Prime Minister Benjamin Netanyahu on Monday defended the idea of a national referendum on any peace agreement with the Palestinian Authority, fending off challenges from within his faction.

“I support the referendum for the simple reason that it’s a very important issue,” Netanyahu told members of Likud-Beytenu at the faction’s weekly meeting. ”I don’t think a diplomatic agreement can be decided by an arbitrary majority.”

Yisrael Beytenu chief Avigdor Liberman registered his disagreement.

“There’s a government that must rule; not everything can be passed by referendum,” said Liberman, who is slated to become foreign minister if he manages to beat the corruption charges standing against him.

He said that Israel couldn’t pass some laws by referendum, “like Switzerland,” while others were decided in parliament.

Coalition chair Yariv Levin told the assembled lawmakers that the final draft of a referendum bill had been finalized. The proposed legislation would be presented in the Knesset plenum, where it would “garner a large majority” of supporters, he predicted.

Opposition leader Shelly Yachimovich (Labor) also expressed her objection to a referendum.

Israel is a representative democracy, in which “we go to vote once in four years, so that our leader can make difficult decisions regarding our future,” she said at a Labor faction meeting.

“The selectiveness of choosing [peace] negotiations as the only subject for a referendum drives a wedge and damages the chance of [such negotiations] to succeed,” Yachimovich said.

On Sunday, Justice Minister Tzipi Livni (Hatnua) came out against the idea of a referendum, following reports that Finance Minister Yair Lapid was considering putting his weight behind the idea, which is being advanced by Economics and Trade Minister Naftali Bennett.

Lapid and his party probably could swing the Knesset vote on a referendum.

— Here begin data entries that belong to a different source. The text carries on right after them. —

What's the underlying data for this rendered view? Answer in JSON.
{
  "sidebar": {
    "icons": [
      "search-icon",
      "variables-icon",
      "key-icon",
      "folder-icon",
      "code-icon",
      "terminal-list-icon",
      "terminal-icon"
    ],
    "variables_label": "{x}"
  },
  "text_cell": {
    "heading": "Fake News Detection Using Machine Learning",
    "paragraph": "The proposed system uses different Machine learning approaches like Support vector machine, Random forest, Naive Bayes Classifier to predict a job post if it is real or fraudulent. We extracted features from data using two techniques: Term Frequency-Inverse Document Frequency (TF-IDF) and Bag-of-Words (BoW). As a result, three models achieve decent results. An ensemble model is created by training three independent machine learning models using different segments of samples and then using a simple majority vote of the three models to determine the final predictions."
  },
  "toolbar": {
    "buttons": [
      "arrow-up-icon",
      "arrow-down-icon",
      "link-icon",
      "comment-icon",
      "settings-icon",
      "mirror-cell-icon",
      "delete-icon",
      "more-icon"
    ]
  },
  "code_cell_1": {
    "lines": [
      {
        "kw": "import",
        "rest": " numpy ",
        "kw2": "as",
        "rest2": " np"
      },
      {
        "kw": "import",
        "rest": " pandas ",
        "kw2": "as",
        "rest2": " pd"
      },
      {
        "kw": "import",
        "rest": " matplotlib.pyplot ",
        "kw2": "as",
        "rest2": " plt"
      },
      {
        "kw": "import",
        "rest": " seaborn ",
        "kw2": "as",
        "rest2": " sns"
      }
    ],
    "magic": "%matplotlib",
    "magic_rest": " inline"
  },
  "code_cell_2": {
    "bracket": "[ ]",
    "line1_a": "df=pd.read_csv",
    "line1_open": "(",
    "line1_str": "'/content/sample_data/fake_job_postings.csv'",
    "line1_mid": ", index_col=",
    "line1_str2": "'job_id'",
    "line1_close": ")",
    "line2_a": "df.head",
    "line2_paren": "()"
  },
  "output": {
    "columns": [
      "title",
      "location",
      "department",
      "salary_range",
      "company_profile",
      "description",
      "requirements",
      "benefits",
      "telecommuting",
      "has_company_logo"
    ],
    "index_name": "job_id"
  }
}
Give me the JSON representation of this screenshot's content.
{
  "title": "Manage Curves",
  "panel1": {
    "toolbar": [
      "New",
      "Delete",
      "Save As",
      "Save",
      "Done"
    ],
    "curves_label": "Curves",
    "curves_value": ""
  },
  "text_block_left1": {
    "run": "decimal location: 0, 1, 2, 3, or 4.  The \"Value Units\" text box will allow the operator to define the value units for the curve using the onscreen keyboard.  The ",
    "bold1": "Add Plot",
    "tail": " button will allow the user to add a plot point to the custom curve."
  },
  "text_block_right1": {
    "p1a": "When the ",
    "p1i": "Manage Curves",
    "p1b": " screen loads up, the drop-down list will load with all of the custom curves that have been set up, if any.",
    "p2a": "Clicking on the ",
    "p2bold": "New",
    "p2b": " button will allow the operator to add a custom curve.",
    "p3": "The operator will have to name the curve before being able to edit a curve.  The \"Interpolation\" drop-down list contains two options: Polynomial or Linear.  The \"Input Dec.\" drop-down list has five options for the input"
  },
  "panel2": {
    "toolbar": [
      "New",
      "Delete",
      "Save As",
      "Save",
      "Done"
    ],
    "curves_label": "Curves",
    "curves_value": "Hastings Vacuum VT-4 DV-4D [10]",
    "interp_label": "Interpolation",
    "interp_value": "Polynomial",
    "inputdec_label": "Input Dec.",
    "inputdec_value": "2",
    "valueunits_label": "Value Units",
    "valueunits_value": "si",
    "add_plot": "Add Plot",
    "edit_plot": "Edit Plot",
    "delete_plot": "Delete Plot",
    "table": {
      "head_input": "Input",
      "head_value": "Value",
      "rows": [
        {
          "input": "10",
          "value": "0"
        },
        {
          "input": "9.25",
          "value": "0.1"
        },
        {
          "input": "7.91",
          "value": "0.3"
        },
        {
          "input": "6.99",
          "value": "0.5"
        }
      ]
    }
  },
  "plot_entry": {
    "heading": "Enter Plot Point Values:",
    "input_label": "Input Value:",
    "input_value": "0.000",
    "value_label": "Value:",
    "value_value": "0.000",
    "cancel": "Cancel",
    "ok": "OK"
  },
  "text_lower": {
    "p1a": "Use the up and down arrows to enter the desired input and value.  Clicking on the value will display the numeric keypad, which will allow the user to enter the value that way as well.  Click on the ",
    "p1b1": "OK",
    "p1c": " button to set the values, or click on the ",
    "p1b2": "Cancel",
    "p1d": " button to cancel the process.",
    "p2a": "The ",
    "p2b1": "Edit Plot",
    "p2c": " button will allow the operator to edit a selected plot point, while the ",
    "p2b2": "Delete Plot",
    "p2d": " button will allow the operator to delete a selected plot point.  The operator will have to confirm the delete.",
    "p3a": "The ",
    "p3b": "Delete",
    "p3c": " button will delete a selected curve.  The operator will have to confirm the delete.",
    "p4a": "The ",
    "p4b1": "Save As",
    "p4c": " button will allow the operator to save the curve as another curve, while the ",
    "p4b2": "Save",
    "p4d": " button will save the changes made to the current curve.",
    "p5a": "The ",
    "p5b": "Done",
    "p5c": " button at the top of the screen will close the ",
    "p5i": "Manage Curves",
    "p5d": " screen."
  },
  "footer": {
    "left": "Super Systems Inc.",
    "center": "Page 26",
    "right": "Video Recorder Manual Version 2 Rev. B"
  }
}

“A referendum is a way to forestall Knesset and cabinet decisions,” Livni stated. “The general elections are the true referendum. The Knesset is meant to accept or reject proposals… this is its authority, the mandate we received from the public.”

Bennett was cited in a Yedioth Ahronoth article as saying that a referendum would prevent a rift within the country.

But Livni said a referendum would achieve the exact opposite, claiming that it “would bring the opponents of a settlement [with the Palestinians] out into the street.”

Asher Zeiger contributed to this report.